“We will provide support to Marcus through Rugby League Cares, and have worked with him in alerting the relevant authorities, whether digital or law-enforcement.

“We would urge all involved in the sport, whether at clubs or even in the media, to consider the consequences of their words and actions.

“Homophobic abuse is a hate crime and punishable by law. We want to be clear that any kind of discriminatory abuse is not welcome in our sport, and we will take the strongest possible action against perpetrators who can be identified.

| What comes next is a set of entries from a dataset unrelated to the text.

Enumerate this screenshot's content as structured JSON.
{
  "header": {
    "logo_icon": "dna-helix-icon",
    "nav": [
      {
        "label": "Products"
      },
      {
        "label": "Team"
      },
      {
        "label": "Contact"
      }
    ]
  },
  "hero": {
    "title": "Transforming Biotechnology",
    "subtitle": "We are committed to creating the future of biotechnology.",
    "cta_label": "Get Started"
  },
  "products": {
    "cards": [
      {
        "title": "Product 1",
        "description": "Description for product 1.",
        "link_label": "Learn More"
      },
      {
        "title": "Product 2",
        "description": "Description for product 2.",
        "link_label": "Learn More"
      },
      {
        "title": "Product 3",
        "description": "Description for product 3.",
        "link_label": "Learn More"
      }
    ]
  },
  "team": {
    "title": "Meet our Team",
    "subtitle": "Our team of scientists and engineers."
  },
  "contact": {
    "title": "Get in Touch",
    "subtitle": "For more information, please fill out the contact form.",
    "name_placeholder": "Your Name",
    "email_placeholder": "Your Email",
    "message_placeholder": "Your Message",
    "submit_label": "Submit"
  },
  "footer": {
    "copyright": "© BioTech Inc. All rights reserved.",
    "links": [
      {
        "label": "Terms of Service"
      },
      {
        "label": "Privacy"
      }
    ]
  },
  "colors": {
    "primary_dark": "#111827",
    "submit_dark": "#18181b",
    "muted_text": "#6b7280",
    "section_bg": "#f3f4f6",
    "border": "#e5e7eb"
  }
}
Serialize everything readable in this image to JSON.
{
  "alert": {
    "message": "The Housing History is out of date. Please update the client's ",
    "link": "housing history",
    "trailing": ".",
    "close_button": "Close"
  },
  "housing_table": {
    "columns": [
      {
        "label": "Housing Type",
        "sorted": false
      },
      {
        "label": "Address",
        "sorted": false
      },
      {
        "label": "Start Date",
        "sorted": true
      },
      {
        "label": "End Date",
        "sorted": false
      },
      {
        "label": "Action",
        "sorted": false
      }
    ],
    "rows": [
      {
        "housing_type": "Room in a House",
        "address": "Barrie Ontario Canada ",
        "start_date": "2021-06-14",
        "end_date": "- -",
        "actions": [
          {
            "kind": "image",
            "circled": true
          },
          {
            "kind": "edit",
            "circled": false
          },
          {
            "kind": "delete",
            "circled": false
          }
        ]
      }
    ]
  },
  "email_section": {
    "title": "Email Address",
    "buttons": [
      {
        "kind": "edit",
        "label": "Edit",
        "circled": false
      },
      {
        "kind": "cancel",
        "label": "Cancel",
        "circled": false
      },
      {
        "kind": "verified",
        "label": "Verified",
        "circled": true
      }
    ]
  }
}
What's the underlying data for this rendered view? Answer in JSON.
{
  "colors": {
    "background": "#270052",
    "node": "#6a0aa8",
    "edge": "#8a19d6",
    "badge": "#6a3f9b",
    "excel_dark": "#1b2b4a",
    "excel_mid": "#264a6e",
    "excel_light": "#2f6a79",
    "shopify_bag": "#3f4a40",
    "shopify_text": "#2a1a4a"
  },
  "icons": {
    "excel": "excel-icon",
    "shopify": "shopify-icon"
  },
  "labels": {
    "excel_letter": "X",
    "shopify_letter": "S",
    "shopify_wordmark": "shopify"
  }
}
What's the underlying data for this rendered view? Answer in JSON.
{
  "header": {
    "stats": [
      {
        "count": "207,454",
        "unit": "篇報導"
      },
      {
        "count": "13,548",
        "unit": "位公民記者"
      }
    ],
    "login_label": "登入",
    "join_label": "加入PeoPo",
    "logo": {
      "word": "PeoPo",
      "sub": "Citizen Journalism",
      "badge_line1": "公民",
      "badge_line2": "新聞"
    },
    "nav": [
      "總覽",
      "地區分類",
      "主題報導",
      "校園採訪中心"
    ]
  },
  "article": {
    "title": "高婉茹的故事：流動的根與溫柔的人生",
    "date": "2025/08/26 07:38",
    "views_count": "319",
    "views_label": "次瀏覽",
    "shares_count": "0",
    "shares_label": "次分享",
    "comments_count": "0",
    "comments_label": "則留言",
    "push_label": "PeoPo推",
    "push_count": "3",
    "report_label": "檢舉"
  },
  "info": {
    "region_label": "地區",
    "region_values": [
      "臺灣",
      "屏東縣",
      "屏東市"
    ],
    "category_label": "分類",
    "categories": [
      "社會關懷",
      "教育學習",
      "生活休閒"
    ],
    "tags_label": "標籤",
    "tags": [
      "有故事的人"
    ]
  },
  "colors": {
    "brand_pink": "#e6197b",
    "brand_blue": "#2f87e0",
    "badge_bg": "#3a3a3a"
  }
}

“Our Match Officials work under intense scrutiny and pressure. We owe it to them as a governing body, and also as a sport, to support them at all times.”